▶ **What you are asked to do**:
Repeat the data in full. Drop every picture.

•••

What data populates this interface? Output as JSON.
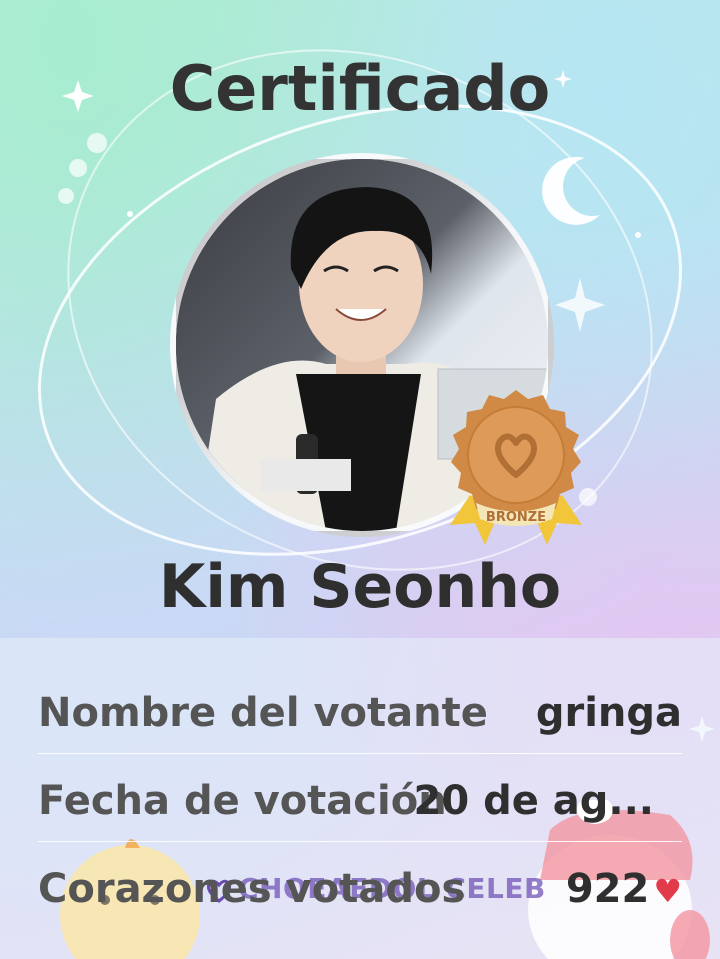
{
  "certificate": {
    "title": "Certificado",
    "celebrity_name": "Kim Seonho",
    "badge_label": "BRONZE",
    "rows": [
      {
        "label": "Nombre del votante",
        "value": "gringa"
      },
      {
        "label": "Fecha de votación",
        "value": "20 de ag..."
      },
      {
        "label": "Corazones votados",
        "value": "922"
      }
    ],
    "heart_symbol": "♥",
    "watermark": "CHOEAEDOL CELEB"
  },
  "colors": {
    "title": "#333333",
    "badge_bronze": "#d08a45",
    "heart": "#e23a4a",
    "watermark": "#684ab2"
  },
  "icons": [
    "moon-icon",
    "sparkle-icon",
    "medal-icon",
    "heart-icon",
    "chick-mascot",
    "bunny-mascot"
  ]
}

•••

▶ **Answer area**:
What data populates this interface? Output as JSON.
{
  "certificate": {
    "title": "Certificado",
    "celebrity_name": "Kim Seonho",
    "badge_label": "BRONZE",
    "rows": [
      {
        "label": "Nombre del votante",
        "value": "gringa"
      },
      {
        "label": "Fecha de votación",
        "value": "20 de ag..."
      },
      {
        "label": "Corazones votados",
        "value": "922"
      }
    ],
    "heart_symbol": "♥",
    "watermark": "CHOEAEDOL CELEB"
  },
  "colors": {
    "title": "#333333",
    "badge_bronze": "#d08a45",
    "heart": "#e23a4a",
    "watermark": "#684ab2"
  },
  "icons": [
    "moon-icon",
    "sparkle-icon",
    "medal-icon",
    "heart-icon",
    "chick-mascot",
    "bunny-mascot"
  ]
}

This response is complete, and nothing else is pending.